Before I start let me tell you a bit more of what every translator has to deal with. First, its the fact that the old archaic Hebrew writing system ignored vowels. The spoken language had plenty of them, but the written omitted them. Readers, and translators, had to guess or fill in the vowels as best they could. And that’s not all. There was also no punctuation and no separation of words, That’s right, the text was just one long run of consonants. Written Hebrew functioned more as a mnemonic system meant to guide generations of speakers, than a text to be read. Readers had to know (remember) what the text was really about so they could cut up the consonant strings correctly and supply the right vowels. They, in other words, had to essentially memorize the text. You try that, memorizing the Old Testament! Add to that the fact that the written holy book, itself, was lost and no one could use it, for generations during the exile. So obviously, our present-day reading, and translating, of the Scriptures requires a lot of guessing and reconstruction!

So how did we come up with that curious “evening and morning” phrase. The Hebrew word our bibles interpret as “evening” is, in the modern interlinear, ereb. Many scholars think it’s derived from arab. Same word in writing, but opting for two “a’s” instead of “e’s”. Similarly, “morning” comes from boqer, a word thought to be derived from baqar . Same word in writing, just different vowels. If we replace ereb and boqer with the other two (and there’s no linguistic reason not to) the odd phrase is gone. It can then be translated, approximately, “it is sure to come to be exactly that way, guaranteed”, because arab references a pledge or guarantee, and baqar says it will happen or come to be. With that, each creation yowm concludes with God simply assuring us that the creation He describes there (somewhat as an architect or designer would) is already a done deal.

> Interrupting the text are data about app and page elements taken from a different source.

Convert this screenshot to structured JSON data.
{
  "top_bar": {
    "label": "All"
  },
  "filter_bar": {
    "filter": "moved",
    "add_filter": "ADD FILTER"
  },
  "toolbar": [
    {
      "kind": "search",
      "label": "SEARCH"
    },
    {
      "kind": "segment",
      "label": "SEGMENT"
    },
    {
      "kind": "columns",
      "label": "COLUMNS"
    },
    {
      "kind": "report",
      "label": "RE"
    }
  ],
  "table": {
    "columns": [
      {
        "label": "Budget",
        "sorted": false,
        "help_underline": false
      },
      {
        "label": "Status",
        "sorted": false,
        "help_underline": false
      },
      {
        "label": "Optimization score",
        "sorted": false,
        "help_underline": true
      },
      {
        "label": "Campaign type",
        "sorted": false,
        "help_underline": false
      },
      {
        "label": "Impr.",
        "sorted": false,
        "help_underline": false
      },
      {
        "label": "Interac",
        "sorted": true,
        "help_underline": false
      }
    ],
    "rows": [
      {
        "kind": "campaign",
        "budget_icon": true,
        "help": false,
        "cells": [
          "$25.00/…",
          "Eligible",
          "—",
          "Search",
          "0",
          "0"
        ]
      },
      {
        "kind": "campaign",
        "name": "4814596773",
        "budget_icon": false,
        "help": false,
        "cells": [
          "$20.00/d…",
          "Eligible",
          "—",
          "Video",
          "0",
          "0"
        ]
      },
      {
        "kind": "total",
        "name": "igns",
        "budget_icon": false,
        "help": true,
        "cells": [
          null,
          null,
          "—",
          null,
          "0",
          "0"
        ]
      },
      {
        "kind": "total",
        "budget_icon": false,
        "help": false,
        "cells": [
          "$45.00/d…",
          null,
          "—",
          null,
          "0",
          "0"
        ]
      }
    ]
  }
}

Finally, your last concern:

Actually, the sun was made, or ordained, in Genesis 1:3. What is happening in Genesis 1:16 – 18 (yowm 4)? It seems a bit odd, like a U-turn back to stuff already addressed, stuff that should likely have been finished by the time life was begun on earth. I see it as God speaking parenthetically, as an aside, drawing our attention to something, and explaining the why of it. He wanted to be sure we noticed and understood His plan: that the heavenly bodies and layout of the universe itself, which was yet being created by his will, had some extra purpose relevant to us here on earth, namely, to give us a way to get a handle on time! Time is essentially meaningless to Him, but huge to us. He is outside of, greater than, unbound by time, but we are carried along by it as if on a great roller coaster. Its beyond our ken and our understanding, but it rules OUR existence with a ruthless hand, sweeping us along from womb to grave. No two of us experience it the same, and in biblical times, had no way to even compare notes about it. So here He gives us something to  measure it with, compare and share our place in it with others, and keep us all oriented and on the same page.